***** DATASET ENTRIES
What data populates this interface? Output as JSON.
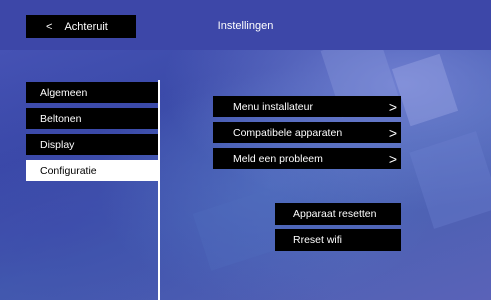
{
  "header": {
    "back_chevron": "<",
    "back_label": "Achteruit",
    "title": "Instellingen"
  },
  "sidebar": {
    "items": [
      {
        "label": "Algemeen",
        "active": false
      },
      {
        "label": "Beltonen",
        "active": false
      },
      {
        "label": "Display",
        "active": false
      },
      {
        "label": "Configuratie",
        "active": true
      }
    ]
  },
  "main": {
    "menu": [
      {
        "label": "Menu installateur",
        "arrow": ">"
      },
      {
        "label": "Compatibele apparaten",
        "arrow": ">"
      },
      {
        "label": "Meld een probleem",
        "arrow": ">"
      }
    ],
    "actions": [
      {
        "label": "Apparaat resetten"
      },
      {
        "label": "Rreset wifi"
      }
    ]
  },
  "colors": {
    "background": "#3a4aa8",
    "header_bar": "#3d47a8",
    "button": "#000000",
    "button_text": "#ffffff",
    "active_item": "#ffffff"
  }
}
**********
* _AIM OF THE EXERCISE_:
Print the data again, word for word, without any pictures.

* _RESPONSE BELOW_:
What data populates this interface? Output as JSON.
{
  "header": {
    "back_chevron": "<",
    "back_label": "Achteruit",
    "title": "Instellingen"
  },
  "sidebar": {
    "items": [
      {
        "label": "Algemeen",
        "active": false
      },
      {
        "label": "Beltonen",
        "active": false
      },
      {
        "label": "Display",
        "active": false
      },
      {
        "label": "Configuratie",
        "active": true
      }
    ]
  },
  "main": {
    "menu": [
      {
        "label": "Menu installateur",
        "arrow": ">"
      },
      {
        "label": "Compatibele apparaten",
        "arrow": ">"
      },
      {
        "label": "Meld een probleem",
        "arrow": ">"
      }
    ],
    "actions": [
      {
        "label": "Apparaat resetten"
      },
      {
        "label": "Rreset wifi"
      }
    ]
  },
  "colors": {
    "background": "#3a4aa8",
    "header_bar": "#3d47a8",
    "button": "#000000",
    "button_text": "#ffffff",
    "active_item": "#ffffff"
  }
}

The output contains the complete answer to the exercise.